If you receive a speeding ticket or other traffic citation, you might choose to admit guilt and pay the price, or you might decide to contest a traffic ticket instead.
If you plan to fight a traffic ticket, consider using a witness to bolster your case.
Who's a Traffic Ticket Witness?
Anyone who witnessed your traffic incident and was not directly involved might qualify as a witness.
A witness must see the traffic incident from beginning to end to provide a solid account of what transpired. So, someone who barely caught a sight of the incident, or showed up on the scene afterwards won't qualify.
Get a Witness Statement
In order to use a witness in your traffic violation case, you will need his or her account of what happened.
Gather your witnesses as soon as possible after the traffic incident and interview them: What did they see? Encourage them to be as thorough and detailed as they can and write down their answers verbatim.
Once you transcribe their statements, ask each witness to sign and date their individual statement so you have a record of what they saw. Also, make note of each witness's phone number so you can be in touch later if need be.
Your Witness Might Appear in Court
Next, you need to ask your witnesses for a big favor: an appearance in court.
Ask the police officer who wrote your traffic citation what your court date is, and then ask your witnesses if they can be there.
Remember: Most folks aren't too keen on making unnecessary trips down to city hall, so ask politely! Keep in mind that your witnesses must be present in court in order for a judge to consider their accounts of the incident.
NOTE: During serious circumstances, your traffic ticket attorney might subpoena the witness.

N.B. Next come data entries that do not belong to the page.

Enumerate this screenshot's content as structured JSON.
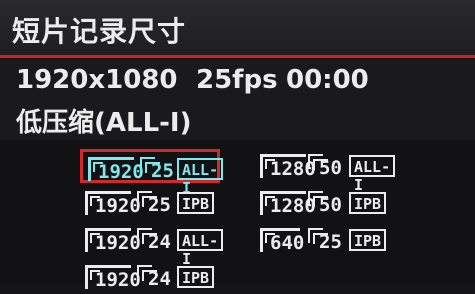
{
  "header": {
    "title": "短片记录尺寸"
  },
  "status": {
    "resolution": "1920x1080",
    "frame_rate": "25fps",
    "time": "00:00",
    "compression": "低压缩(ALL-I)"
  },
  "options": [
    {
      "res": "1920",
      "fps": "25",
      "comp": "ALL-I"
    },
    {
      "res": "1280",
      "fps": "50",
      "comp": "ALL-I"
    },
    {
      "res": "1920",
      "fps": "25",
      "comp": "IPB"
    },
    {
      "res": "1280",
      "fps": "50",
      "comp": "IPB"
    },
    {
      "res": "1920",
      "fps": "24",
      "comp": "ALL-I"
    },
    {
      "res": "640",
      "fps": "25",
      "comp": "IPB"
    },
    {
      "res": "1920",
      "fps": "24",
      "comp": "IPB"
    }
  ],
  "colors": {
    "selection_border": "#d22a2a",
    "selected_icon": "#7fe8ef",
    "title_rule": "#d21f1f"
  }
}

Can't Get a Traffic Ticket Witness?
Were you solo at the scene of the traffic incident? If no witnesses were present and you still plan to contest the traffic ticket, consider recording your conversation with the police officer. A record of your conversation might come in handy if you and the police offer have different accounts of what transpired.
Keep in mind that some states require you to notify all parties present that they are being recorded, so play it safe and ask for permission before you press record.

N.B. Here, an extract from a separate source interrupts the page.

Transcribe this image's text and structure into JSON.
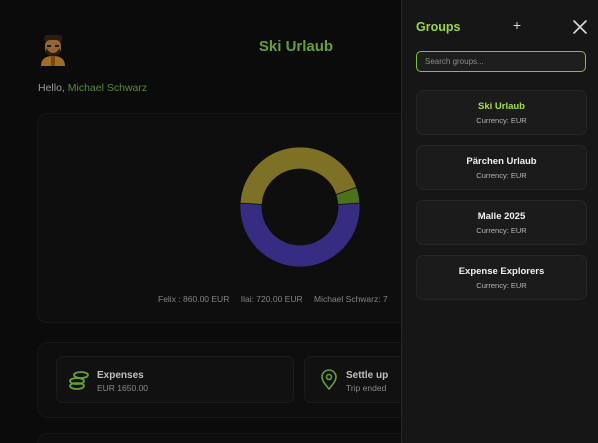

Also, hire a traffic ticket lawyer. Such an attorney is skilled in your area's traffic laws and can help you beat the case - or get the best possible outcome.
Have you ever relied on the help of a witness to contest a traffic violation? How did it work out? Share your experience in the comments section below.